_Work order_: In the records that follow, find each line containing "document" and copy it.

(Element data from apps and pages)
Segment Open

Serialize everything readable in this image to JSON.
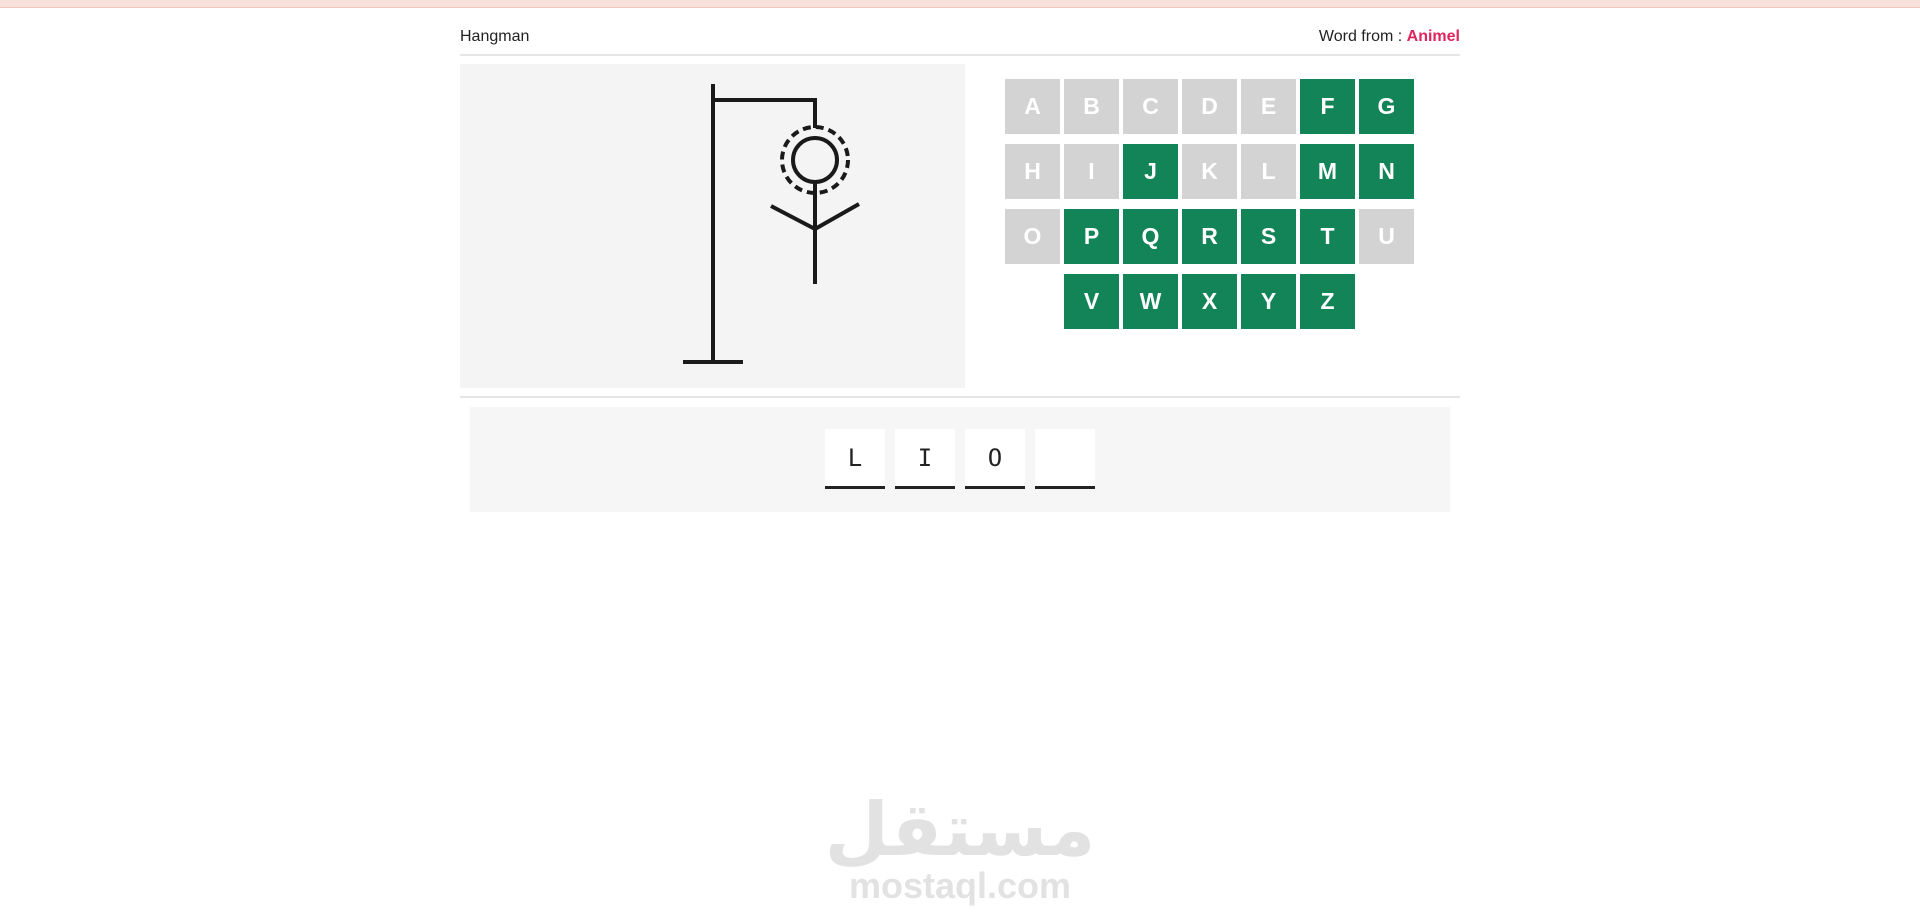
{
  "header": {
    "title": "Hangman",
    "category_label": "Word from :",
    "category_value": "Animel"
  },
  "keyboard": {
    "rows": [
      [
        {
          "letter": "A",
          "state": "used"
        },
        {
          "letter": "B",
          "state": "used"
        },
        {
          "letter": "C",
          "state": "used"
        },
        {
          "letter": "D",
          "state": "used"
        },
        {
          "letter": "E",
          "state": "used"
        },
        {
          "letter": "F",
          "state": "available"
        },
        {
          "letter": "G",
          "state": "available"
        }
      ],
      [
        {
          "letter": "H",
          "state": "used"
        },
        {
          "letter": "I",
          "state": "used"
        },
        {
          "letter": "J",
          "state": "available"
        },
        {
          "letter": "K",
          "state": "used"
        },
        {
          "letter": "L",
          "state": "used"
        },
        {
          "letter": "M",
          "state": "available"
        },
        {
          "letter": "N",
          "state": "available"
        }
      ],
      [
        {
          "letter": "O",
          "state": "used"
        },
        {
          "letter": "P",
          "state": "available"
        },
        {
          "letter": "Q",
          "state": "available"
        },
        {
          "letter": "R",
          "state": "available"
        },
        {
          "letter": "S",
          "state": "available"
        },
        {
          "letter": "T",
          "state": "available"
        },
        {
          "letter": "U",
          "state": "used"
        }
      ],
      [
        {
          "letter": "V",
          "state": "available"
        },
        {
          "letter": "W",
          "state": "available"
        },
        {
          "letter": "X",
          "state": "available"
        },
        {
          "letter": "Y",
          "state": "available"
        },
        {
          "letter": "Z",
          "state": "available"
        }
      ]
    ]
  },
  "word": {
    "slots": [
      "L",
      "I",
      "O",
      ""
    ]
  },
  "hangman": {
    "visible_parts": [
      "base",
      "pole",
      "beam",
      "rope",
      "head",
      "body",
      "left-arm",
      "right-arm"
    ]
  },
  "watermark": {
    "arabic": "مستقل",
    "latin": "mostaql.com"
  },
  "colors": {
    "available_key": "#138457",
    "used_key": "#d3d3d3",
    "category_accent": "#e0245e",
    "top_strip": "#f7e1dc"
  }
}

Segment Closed
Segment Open

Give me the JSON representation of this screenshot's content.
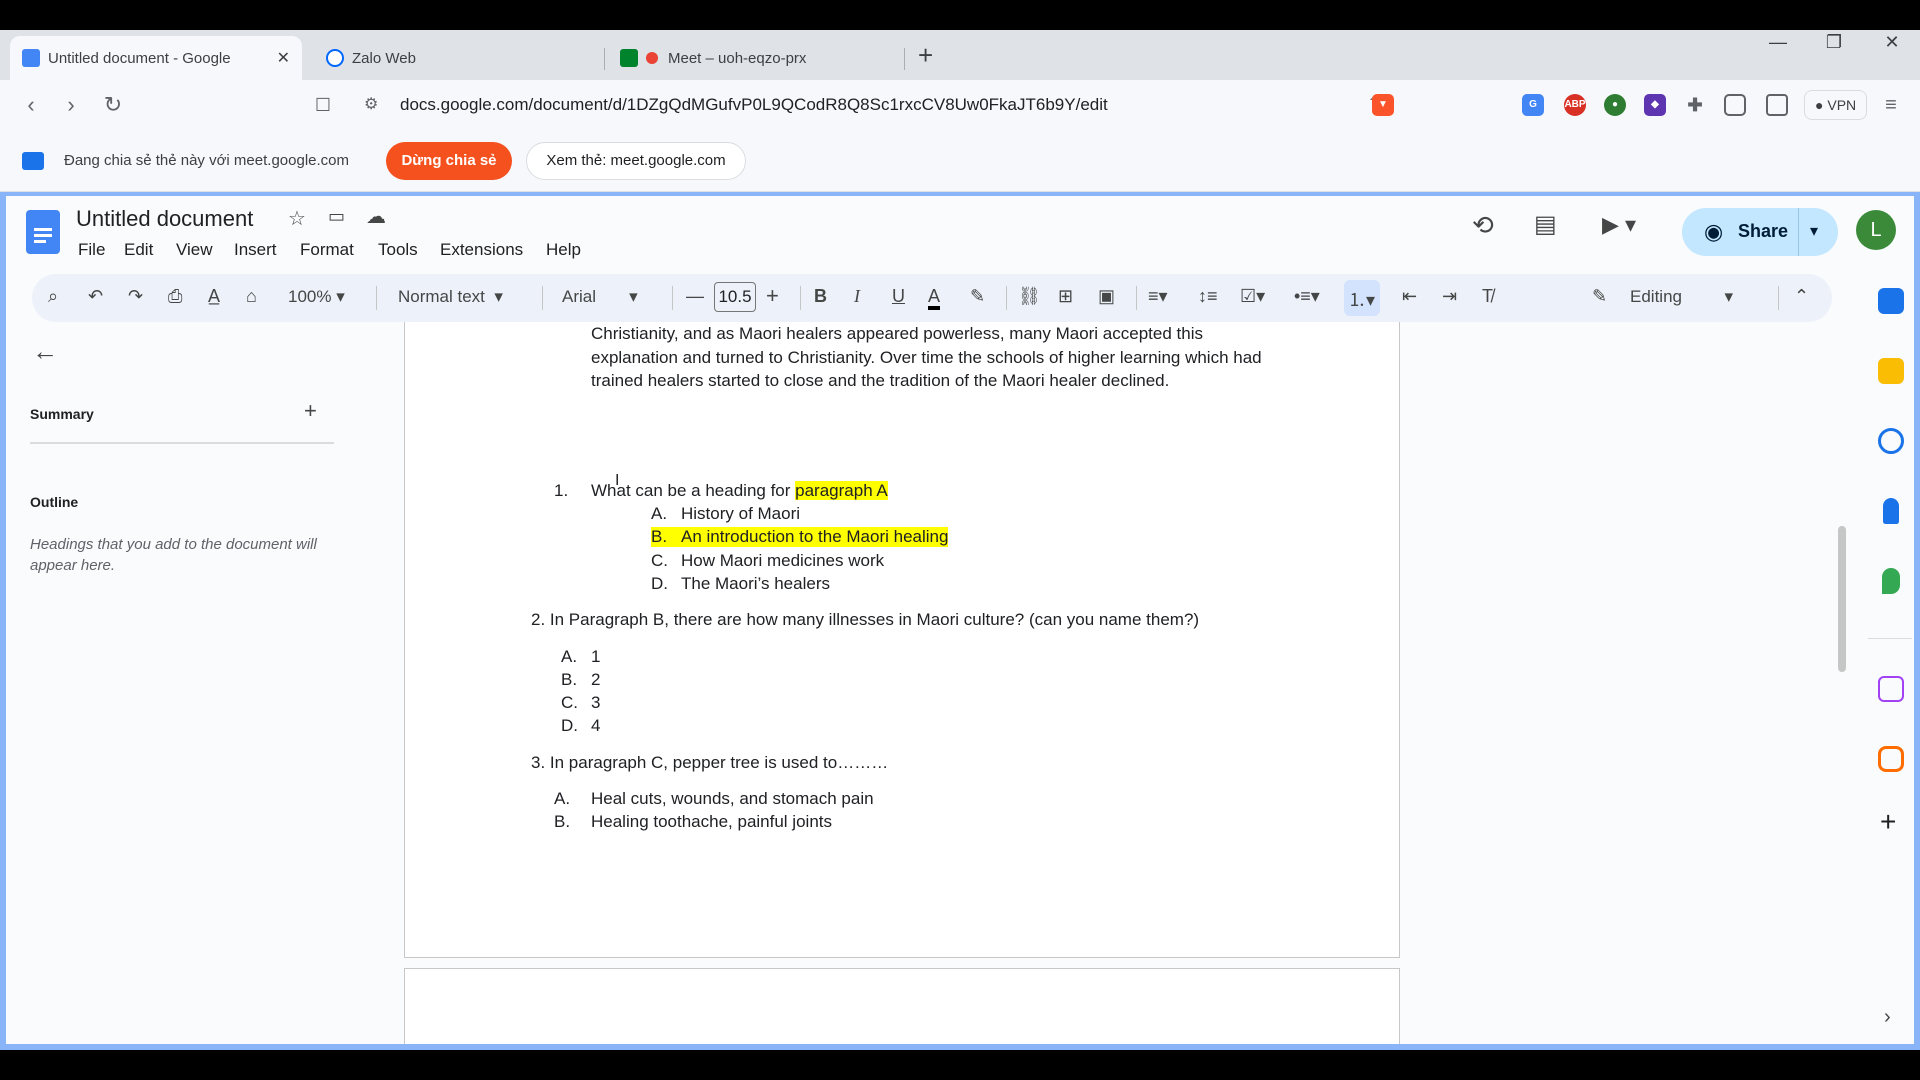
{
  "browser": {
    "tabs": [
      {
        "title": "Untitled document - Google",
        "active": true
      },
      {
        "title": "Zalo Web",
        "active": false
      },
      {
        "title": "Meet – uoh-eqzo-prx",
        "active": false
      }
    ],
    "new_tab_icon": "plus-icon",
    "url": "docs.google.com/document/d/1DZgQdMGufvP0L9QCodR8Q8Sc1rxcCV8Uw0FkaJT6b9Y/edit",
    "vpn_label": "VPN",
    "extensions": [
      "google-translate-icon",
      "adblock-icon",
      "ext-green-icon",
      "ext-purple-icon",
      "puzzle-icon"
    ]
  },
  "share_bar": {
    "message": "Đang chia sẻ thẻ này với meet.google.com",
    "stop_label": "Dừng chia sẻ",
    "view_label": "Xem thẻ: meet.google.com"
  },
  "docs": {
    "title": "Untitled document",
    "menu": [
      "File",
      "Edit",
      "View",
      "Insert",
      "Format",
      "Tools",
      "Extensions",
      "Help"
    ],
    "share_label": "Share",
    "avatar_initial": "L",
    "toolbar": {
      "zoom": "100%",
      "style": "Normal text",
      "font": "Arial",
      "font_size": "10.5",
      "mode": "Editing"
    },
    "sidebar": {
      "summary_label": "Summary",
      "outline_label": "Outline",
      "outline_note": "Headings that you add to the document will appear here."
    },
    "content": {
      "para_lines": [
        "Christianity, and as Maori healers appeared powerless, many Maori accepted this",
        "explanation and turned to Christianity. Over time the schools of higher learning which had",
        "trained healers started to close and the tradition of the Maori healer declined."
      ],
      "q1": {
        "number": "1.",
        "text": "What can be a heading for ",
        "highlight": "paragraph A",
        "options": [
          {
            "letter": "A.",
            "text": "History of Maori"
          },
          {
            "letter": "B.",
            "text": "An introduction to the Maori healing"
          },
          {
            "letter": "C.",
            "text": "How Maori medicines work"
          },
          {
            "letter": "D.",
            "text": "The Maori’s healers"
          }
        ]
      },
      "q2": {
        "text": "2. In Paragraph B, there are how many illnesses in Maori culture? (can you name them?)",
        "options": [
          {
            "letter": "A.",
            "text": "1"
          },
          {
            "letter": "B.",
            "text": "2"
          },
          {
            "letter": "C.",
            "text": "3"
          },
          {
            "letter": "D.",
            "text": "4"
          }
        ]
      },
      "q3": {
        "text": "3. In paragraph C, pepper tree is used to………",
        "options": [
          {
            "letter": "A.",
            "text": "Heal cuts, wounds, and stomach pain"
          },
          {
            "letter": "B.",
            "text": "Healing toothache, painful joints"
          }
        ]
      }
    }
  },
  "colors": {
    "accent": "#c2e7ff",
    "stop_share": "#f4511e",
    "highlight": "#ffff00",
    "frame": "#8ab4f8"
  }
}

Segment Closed

_Answer to this exercise_:
        "title": "Untitled document - Google",
    "url": "docs.google.com/document/d/1DZgQdMGufvP0L9QCodR8Q8Sc1rxcCV8Uw0FkaJT6b9Y/edit",
    "title": "Untitled document",
      "outline_note": "Headings that you add to the document will appear here."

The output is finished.